Bennington, Rutland, Windham and Windsor Counties, Vermont
Located on National Forest System lands on the Green Mountain National Forest, this project is being conducted in Southern Vermont within Bennington, Rutland, Windham and Windsor Counties. The aim of this project is to increase the regenerating age class (0 to 9 years old) of forested stands in an area making up roughly 17,411 acres over a 15-year period, in order to provide habitat for neotropical migrant passerine birds (or perching birds) and many other wildlife species requiring early successional habitats, including turkey, grouse, deer, rabbit, bear, fox, and native bees.
Site preparation would occur in all stands following harvest activities to create conditions favorable for establishing tree regeneration and to remove undesirable stems of existing saplings. Planting of oak and hickory species, or other species predicted to do well in future weather conditions, would be considered on south/west facing slopes and other appropriate sites as determined by a silviculturist.
To Be Implemented Over Time
In general, when aspen and/or birch are present, harvest treatments would be designed to regenerate these species. In stands with mature overstory trees and little or no acceptable regeneration in the understory, harvest treatments would also be designed to establish mid-tolerant species (such as red maple, yellow birch, northern red oak, and eastern white pine) and shade-intolerant species (such as aspen, paper birch, and black cherry).
Wetland Habitat and Vernal Pool Enhancement
In nine discrete wetlands or wetland complexes within the project area trees are to be felled overtime, but not harvested, within 100 feet of the wetland boundary, right up to the water’s edge. Leaving the trees on the ground to simulate natural wind throw events would provide valuable habitat for reptiles, amphibians, mammals, and invertebrates adjacent to or within wetlands. Up to nine total acres are to be treated in this fashion, or approximately one acre per wetland. Creation of vernal pools will also be implemented.
Timber Harvest Methods
Potential harvest treatments are proposed for stands totaling up to 17,411 acres with between 500 to 1,000 acres harvested annually over a 15-year period. All activities are designed to be consistent with all Forest-wide and Management Area standards and guidelines in the Forest Plan.
In order to to increase early successional habitat conditions, the forest service is implanting the following activities:
This project was designed to move the existing condition of National Forest System lands within the project area (shown above) toward specific Forest Plan goals and objectives to obtain desired future conditions. The following Management areas are being targeted:

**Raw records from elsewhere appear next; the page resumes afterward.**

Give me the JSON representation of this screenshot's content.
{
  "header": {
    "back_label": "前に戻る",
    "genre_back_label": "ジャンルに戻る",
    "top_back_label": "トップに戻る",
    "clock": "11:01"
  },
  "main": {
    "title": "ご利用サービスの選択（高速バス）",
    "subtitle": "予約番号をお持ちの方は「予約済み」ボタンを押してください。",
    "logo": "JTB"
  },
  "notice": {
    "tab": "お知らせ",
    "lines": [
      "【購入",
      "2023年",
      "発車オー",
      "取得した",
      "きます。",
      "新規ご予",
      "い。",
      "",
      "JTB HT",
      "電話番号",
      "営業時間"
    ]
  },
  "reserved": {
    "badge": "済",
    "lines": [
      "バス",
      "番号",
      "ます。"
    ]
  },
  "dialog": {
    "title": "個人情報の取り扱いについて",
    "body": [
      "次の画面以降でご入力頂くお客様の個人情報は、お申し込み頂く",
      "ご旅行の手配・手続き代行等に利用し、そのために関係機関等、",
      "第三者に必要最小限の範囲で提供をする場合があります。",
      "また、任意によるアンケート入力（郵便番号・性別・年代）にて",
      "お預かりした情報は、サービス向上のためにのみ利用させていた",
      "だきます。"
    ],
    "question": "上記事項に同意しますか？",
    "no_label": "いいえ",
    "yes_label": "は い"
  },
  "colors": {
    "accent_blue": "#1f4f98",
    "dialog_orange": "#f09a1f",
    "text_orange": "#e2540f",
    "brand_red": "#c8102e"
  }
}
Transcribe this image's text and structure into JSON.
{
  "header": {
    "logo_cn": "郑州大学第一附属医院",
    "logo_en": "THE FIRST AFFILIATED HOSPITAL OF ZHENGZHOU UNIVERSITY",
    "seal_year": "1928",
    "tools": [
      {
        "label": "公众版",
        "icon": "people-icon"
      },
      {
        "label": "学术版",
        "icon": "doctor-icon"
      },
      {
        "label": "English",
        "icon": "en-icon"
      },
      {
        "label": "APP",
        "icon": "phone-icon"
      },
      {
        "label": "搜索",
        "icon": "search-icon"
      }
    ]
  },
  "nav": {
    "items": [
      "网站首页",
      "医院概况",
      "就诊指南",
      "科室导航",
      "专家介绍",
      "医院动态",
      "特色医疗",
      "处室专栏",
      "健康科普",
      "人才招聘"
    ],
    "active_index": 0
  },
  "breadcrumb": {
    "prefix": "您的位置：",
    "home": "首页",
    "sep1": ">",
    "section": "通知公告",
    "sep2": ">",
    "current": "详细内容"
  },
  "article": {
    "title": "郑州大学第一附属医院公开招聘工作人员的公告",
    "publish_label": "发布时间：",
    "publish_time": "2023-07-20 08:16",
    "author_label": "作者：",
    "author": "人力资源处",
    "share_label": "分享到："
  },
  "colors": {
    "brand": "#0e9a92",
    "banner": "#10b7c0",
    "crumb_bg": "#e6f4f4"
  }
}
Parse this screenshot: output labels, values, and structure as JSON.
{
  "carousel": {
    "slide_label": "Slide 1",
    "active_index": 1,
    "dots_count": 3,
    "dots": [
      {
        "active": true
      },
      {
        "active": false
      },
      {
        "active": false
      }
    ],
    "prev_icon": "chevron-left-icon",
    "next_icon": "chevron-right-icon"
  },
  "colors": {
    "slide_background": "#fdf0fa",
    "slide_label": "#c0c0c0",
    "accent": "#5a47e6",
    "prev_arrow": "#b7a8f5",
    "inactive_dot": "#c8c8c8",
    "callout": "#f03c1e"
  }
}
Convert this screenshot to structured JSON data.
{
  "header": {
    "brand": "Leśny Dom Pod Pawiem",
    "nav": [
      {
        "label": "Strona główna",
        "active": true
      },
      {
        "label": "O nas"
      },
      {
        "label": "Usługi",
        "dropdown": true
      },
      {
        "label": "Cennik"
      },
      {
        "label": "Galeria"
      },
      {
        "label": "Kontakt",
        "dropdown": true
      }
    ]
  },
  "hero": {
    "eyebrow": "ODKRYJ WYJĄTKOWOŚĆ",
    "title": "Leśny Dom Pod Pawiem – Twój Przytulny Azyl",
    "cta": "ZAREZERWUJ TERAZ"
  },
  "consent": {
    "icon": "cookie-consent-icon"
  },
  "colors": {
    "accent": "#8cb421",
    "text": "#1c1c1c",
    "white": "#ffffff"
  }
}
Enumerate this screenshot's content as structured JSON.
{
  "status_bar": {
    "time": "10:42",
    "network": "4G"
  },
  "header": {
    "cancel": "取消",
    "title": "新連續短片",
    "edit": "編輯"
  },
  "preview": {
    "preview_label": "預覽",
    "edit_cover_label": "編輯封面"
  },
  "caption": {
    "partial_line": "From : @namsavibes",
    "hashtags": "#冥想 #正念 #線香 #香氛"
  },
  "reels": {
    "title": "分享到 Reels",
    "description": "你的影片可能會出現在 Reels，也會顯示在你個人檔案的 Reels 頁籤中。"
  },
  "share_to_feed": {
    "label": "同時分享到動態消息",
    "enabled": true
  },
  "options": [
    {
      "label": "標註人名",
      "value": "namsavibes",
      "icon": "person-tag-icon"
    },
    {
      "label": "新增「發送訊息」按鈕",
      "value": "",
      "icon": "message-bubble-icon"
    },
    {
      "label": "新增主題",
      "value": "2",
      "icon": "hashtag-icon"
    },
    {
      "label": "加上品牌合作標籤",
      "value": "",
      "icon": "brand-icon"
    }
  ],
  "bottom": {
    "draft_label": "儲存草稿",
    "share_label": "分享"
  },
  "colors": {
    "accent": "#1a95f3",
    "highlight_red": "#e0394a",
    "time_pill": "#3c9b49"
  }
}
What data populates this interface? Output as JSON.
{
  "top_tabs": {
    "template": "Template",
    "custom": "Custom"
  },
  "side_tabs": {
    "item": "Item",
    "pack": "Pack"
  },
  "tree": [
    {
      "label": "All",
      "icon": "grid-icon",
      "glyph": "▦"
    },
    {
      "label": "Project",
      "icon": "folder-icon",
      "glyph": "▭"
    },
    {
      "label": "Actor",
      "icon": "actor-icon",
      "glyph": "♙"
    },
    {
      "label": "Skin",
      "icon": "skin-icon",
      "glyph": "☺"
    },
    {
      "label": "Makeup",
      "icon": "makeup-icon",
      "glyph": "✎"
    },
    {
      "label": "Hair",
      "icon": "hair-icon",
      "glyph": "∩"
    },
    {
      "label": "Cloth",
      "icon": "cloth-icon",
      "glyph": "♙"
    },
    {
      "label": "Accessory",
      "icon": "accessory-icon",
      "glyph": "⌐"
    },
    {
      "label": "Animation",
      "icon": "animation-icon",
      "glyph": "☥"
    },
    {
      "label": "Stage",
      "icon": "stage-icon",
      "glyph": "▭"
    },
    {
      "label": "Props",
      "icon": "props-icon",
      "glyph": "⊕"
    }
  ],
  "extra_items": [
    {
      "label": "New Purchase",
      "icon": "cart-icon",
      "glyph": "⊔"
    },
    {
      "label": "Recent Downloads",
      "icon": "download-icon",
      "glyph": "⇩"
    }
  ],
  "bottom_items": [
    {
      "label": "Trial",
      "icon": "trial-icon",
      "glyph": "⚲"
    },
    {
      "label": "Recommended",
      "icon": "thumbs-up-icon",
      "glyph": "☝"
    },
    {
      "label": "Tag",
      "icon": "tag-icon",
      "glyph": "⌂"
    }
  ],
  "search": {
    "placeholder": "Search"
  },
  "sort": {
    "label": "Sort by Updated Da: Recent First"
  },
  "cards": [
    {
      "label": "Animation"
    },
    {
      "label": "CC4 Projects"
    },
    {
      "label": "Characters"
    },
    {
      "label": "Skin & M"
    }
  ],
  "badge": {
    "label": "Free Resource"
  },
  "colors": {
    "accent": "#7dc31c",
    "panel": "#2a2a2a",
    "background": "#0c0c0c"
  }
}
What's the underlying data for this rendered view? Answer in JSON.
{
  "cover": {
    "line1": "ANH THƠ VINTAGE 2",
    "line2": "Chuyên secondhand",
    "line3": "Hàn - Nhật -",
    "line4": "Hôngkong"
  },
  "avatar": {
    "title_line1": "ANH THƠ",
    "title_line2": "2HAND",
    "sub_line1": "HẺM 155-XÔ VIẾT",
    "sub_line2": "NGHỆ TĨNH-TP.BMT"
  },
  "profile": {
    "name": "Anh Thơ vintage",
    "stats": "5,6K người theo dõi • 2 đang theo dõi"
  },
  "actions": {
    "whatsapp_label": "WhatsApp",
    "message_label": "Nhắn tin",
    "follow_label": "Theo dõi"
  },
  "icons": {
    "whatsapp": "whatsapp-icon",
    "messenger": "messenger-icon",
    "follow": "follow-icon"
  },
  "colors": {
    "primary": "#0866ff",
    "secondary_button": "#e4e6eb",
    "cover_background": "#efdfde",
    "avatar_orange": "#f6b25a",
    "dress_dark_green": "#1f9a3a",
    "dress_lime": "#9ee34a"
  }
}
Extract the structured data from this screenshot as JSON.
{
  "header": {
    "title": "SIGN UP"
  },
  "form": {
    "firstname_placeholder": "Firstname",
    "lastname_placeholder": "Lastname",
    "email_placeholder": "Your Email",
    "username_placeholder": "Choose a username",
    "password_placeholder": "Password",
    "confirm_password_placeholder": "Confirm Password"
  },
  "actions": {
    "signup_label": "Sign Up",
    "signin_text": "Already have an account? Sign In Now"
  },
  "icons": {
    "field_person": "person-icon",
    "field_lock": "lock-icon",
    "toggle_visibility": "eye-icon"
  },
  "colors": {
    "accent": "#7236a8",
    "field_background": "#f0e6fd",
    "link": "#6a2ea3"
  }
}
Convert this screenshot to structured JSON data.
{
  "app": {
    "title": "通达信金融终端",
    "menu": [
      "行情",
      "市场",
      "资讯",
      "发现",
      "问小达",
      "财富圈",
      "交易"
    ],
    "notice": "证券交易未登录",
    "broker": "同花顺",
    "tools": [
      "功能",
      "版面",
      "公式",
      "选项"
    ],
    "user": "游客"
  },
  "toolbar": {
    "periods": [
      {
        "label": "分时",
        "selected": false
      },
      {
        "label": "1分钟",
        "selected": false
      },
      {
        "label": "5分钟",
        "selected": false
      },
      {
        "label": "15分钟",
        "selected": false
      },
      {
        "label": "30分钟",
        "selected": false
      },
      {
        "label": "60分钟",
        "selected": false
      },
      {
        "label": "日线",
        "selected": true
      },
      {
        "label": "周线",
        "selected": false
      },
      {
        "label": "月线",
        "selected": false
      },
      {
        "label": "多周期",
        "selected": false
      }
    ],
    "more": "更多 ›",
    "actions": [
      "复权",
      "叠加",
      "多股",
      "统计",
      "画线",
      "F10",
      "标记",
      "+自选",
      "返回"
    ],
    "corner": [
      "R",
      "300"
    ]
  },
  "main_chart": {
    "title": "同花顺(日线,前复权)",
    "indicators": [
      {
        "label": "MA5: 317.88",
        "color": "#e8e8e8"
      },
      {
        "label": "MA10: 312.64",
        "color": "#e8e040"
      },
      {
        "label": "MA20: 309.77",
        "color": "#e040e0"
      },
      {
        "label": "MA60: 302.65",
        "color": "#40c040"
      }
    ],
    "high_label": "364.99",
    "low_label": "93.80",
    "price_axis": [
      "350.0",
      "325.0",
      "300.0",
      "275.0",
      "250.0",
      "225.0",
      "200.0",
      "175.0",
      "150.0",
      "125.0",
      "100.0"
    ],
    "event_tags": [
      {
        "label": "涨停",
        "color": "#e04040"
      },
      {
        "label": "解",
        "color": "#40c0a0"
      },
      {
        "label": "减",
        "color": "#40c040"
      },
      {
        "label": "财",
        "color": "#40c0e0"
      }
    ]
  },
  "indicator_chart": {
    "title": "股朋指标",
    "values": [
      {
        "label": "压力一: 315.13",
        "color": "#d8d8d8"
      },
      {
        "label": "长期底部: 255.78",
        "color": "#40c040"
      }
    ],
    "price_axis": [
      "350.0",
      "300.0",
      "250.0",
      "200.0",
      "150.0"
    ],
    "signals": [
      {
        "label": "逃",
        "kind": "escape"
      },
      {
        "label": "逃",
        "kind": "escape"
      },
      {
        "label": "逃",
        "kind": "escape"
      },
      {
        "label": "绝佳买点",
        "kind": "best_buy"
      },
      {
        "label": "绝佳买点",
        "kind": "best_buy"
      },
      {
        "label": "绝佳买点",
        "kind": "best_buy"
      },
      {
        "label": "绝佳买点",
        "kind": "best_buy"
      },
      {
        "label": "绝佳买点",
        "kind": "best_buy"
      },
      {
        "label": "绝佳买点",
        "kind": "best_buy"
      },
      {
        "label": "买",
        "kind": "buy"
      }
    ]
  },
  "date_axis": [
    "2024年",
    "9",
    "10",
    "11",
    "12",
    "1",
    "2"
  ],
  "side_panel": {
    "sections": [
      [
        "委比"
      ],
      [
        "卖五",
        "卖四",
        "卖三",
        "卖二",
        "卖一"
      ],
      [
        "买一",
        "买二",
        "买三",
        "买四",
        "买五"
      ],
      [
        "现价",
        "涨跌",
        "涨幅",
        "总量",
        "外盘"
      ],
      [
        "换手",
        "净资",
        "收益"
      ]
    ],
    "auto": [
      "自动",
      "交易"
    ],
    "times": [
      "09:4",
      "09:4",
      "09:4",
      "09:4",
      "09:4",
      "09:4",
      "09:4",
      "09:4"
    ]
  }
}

• Diverse Forest Use
• Diverse Backcountry
• Remote Wildlife Habitat
• Robert T. Stafford White Rocks National Recreation Area
• Green Mountain Escarpment
To get from the existing condition of the targeted area to the desired future condition it has been determined that there is a need to:
• Create desired early successional habitat conditions (see table below)
• Promote aspen-birch habitat type
• Maintain forest health
• Improve wetland habitat